testing in animals. When the pilot lots are ready for clinical testing in humans, the sponsor submits a Notice of Claimed Investigational Exemption for a New Drug; from that point on, the product is referred to as an investigational new drug (IND). A complete IND application includes (1) descriptions of the composition, source, and manufacturing process of the product; (2) quality control and the methods used to test the vaccine's safety, purity, and potency; (3) a summary of all laboratory and preclinical animal testing; (4) a detailed description of the proposed clinical study; and (5) names and qualifications of each clinical investigator. During a 30-day waiting period, the IND application is reviewed by the FDA to determine whether human subjects will be exposed to unwarranted risks (Hopps et al., 1988).
Although an establishment license (described below in more detail) is not required to begin a clinical trial, it is important that the manufacturer produces vaccine lots in a facility meeting current Good Manufacturing Practices.

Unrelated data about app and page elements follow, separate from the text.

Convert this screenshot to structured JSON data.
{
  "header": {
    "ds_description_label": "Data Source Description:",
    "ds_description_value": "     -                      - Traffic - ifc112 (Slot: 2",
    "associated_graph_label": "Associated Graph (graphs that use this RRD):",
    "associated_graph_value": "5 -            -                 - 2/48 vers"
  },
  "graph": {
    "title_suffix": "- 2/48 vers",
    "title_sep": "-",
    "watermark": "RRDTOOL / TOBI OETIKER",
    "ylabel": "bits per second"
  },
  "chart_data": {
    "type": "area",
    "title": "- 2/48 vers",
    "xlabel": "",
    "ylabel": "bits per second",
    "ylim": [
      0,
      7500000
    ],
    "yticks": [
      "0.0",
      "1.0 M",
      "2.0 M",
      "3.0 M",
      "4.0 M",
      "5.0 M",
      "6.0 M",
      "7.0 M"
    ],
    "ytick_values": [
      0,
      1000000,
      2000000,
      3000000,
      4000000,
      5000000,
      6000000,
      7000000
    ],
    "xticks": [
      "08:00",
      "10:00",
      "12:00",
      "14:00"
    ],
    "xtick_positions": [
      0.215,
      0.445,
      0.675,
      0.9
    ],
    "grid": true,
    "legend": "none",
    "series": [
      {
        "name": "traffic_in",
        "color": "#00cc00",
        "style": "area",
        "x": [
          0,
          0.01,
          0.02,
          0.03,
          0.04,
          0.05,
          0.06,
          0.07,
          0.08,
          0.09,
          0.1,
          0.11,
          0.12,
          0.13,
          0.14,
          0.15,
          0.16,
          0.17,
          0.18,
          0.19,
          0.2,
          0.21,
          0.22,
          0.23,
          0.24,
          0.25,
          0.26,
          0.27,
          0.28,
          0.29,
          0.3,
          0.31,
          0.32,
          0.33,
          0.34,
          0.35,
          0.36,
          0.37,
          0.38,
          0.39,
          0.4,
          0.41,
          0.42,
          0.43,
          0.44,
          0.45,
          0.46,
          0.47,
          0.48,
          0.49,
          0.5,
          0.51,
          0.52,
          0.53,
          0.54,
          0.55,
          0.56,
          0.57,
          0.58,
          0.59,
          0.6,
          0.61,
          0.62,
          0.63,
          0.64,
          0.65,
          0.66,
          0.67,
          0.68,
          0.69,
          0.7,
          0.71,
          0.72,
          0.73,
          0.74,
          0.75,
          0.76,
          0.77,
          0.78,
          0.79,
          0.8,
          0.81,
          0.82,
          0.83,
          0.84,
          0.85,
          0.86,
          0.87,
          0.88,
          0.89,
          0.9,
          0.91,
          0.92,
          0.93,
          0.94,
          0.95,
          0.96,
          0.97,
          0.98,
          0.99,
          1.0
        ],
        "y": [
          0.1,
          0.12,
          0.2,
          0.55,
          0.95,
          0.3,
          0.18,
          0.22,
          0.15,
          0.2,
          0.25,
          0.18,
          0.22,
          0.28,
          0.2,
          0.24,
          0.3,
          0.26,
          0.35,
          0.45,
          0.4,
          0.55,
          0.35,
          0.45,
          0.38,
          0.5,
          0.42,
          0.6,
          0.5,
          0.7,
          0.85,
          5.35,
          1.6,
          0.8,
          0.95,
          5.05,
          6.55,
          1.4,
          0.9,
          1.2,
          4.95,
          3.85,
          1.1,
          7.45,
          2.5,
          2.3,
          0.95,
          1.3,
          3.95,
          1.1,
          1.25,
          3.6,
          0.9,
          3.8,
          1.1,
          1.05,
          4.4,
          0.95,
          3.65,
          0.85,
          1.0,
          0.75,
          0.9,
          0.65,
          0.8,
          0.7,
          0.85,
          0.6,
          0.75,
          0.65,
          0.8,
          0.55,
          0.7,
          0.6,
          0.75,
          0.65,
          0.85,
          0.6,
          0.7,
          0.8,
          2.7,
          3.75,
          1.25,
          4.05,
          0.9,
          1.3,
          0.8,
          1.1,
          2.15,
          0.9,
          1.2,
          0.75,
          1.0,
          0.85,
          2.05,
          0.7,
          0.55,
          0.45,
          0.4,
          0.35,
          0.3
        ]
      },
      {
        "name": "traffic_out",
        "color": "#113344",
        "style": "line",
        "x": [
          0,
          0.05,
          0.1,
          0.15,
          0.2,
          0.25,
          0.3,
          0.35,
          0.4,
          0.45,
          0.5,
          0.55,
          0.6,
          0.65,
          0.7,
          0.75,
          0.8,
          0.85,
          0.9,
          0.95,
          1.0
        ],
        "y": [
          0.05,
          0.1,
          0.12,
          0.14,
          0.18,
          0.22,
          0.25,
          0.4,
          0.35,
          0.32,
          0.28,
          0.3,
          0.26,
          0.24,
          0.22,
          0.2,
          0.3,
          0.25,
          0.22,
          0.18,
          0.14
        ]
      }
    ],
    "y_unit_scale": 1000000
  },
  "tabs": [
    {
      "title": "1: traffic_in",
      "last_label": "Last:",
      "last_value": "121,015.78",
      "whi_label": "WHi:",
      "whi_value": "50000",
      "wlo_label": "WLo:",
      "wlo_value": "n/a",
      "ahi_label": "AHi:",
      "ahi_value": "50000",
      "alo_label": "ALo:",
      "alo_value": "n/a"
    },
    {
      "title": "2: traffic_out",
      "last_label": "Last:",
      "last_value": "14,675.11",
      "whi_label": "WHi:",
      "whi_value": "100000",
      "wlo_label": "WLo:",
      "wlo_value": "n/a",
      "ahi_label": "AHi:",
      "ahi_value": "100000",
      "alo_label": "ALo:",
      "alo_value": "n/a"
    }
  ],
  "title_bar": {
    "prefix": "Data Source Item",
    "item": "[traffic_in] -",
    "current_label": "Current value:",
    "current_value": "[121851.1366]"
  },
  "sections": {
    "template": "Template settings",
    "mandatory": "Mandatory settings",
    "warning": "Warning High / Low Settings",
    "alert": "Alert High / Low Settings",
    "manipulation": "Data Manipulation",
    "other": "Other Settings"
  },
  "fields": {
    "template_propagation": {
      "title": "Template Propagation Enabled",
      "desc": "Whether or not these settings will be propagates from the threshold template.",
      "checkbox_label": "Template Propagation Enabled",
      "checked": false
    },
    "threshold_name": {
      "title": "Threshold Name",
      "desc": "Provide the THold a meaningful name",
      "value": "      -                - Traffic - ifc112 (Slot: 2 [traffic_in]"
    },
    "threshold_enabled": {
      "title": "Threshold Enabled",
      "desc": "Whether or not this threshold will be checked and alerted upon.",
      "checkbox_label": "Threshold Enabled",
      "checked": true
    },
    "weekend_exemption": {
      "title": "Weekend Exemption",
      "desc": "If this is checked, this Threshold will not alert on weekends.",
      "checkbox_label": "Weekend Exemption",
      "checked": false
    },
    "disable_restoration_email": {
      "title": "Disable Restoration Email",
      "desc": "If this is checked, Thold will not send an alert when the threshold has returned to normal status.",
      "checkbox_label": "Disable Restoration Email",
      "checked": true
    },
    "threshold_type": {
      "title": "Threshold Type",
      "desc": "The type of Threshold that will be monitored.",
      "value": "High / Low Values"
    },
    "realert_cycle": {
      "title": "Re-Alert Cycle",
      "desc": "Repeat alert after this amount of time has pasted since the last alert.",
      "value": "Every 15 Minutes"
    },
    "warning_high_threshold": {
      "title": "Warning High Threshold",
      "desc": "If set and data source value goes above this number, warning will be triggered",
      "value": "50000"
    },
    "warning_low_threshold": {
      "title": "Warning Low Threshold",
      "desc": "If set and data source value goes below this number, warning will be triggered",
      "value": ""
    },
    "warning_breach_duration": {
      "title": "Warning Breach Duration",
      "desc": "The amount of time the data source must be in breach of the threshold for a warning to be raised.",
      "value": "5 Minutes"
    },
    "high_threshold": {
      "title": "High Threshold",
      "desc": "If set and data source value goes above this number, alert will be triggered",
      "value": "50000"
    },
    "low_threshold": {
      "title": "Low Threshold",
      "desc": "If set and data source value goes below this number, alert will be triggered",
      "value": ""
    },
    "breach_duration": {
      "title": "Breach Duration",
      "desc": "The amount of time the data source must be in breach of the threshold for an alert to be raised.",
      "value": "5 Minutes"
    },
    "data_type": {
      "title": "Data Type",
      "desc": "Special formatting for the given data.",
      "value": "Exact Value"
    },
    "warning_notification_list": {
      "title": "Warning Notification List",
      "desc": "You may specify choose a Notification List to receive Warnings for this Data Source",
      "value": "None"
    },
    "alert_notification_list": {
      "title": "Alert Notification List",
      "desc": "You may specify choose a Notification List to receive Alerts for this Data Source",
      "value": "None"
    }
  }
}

Plants that follow current Good Manufacturing Practices must demonstrate complete control over product components, equipment, manufacturing environment, record-keeping, and personnel. There should be no changes in the facility or manufacturing process that could alter any critical aspects of the product between the time that pivotal lots for clinical trials are prepared to establish vaccine efficacy and the time that lots are prepared for final licensing and distribution (Weber, 1991).
If the manufacturer is convinced that the vaccine is safe and effective after having performed clinical trials, an application for a license is made to CBER. The Product License Application (PLA) is an exhaustive document which includes (1) a detailed description of the manufacturing procedures, testing methods, and process controls for the product; (2) results of all laboratory tests performed on a specified number of lots (including stability testing); (3) results of clinical studies; and (4) proposed labeling (Hopps et al., 1988).
The newly created Office of Vaccines Research and Review within CBER is now responsible for the review of vaccine IND applications and PLAs. The internal review process entails a detailed examination and analysis of the submitted data for scientific content and accuracy and for compliance with applicable regulations. Individuals from other offices of CBER may also participate in the vaccine review and approval process.
The vaccine manufacturer must also submit an Establishment License Application (ELA). The ELA describes (1) the organization and personnel, (2) buildings and work areas, (3) equipment and systems, (4) control of components and containers, (5) production and process controls, (6) packaging and labeling controls, and (7) records and reports to be maintained (Hopps et al., 1988). The manufacturer must satisfy the FDA that it has complied with an extensive body of regulations termed Good Manufac-